--- Given data Enclosed Below ---
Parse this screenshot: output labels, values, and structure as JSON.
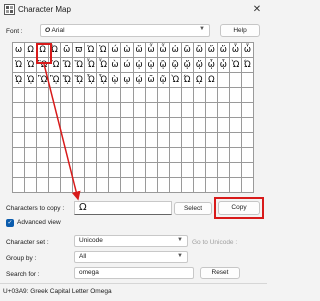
{
  "window": {
    "title": "Character Map"
  },
  "font_row": {
    "label": "Font :",
    "value": "Arial",
    "help_label": "Help"
  },
  "grid": {
    "rows": [
      [
        "ω",
        "Ω",
        "Ω",
        "Ώ",
        "ῶ",
        "ϖ",
        "Ὠ",
        "Ὡ",
        "ώ",
        "ὡ",
        "ὥ",
        "ὦ",
        "ὧ",
        "ὠ",
        "ὢ",
        "ὣ",
        "ὤ",
        "ὥ",
        "ὦ",
        "ὧ"
      ],
      [
        "Ὠ",
        "Ὡ",
        "Ὢ",
        "Ὣ",
        "Ὤ",
        "Ὥ",
        "Ὦ",
        "Ὧ",
        "ὼ",
        "ώ",
        "ᾠ",
        "ᾡ",
        "ᾢ",
        "ᾣ",
        "ᾤ",
        "ᾥ",
        "ᾦ",
        "ᾧ",
        "Ὼ",
        "Ώ"
      ],
      [
        "ᾨ",
        "ᾩ",
        "ᾪ",
        "ᾫ",
        "ᾬ",
        "ᾭ",
        "ᾮ",
        "ᾯ",
        "ῲ",
        "ῳ",
        "ῴ",
        "ῶ",
        "ῷ",
        "Ὼ",
        "Ώ",
        "ῼ",
        "Ω",
        "",
        "",
        ""
      ],
      [
        "",
        "",
        "",
        "",
        "",
        "",
        "",
        "",
        "",
        "",
        "",
        "",
        "",
        "",
        "",
        "",
        "",
        "",
        "",
        ""
      ],
      [
        "",
        "",
        "",
        "",
        "",
        "",
        "",
        "",
        "",
        "",
        "",
        "",
        "",
        "",
        "",
        "",
        "",
        "",
        "",
        ""
      ],
      [
        "",
        "",
        "",
        "",
        "",
        "",
        "",
        "",
        "",
        "",
        "",
        "",
        "",
        "",
        "",
        "",
        "",
        "",
        "",
        ""
      ],
      [
        "",
        "",
        "",
        "",
        "",
        "",
        "",
        "",
        "",
        "",
        "",
        "",
        "",
        "",
        "",
        "",
        "",
        "",
        "",
        ""
      ],
      [
        "",
        "",
        "",
        "",
        "",
        "",
        "",
        "",
        "",
        "",
        "",
        "",
        "",
        "",
        "",
        "",
        "",
        "",
        "",
        ""
      ],
      [
        "",
        "",
        "",
        "",
        "",
        "",
        "",
        "",
        "",
        "",
        "",
        "",
        "",
        "",
        "",
        "",
        "",
        "",
        "",
        ""
      ],
      [
        "",
        "",
        "",
        "",
        "",
        "",
        "",
        "",
        "",
        "",
        "",
        "",
        "",
        "",
        "",
        "",
        "",
        "",
        "",
        ""
      ]
    ]
  },
  "copy_row": {
    "label": "Characters to copy :",
    "value": "Ω",
    "select_label": "Select",
    "copy_label": "Copy"
  },
  "advanced": {
    "label": "Advanced view",
    "checked": true
  },
  "charset": {
    "label": "Character set :",
    "value": "Unicode",
    "goto_label": "Go to Unicode :"
  },
  "groupby": {
    "label": "Group by :",
    "value": "All"
  },
  "search": {
    "label": "Search for :",
    "value": "omega",
    "reset_label": "Reset"
  },
  "status": {
    "text": "U+03A9: Greek Capital Letter Omega"
  },
  "colors": {
    "annotation": "#d81a1a",
    "accent": "#0b5cad"
  }
}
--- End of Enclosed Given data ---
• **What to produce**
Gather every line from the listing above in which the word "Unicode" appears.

• **Written answer**
    "value": "Unicode",
    "goto_label": "Go to Unicode :"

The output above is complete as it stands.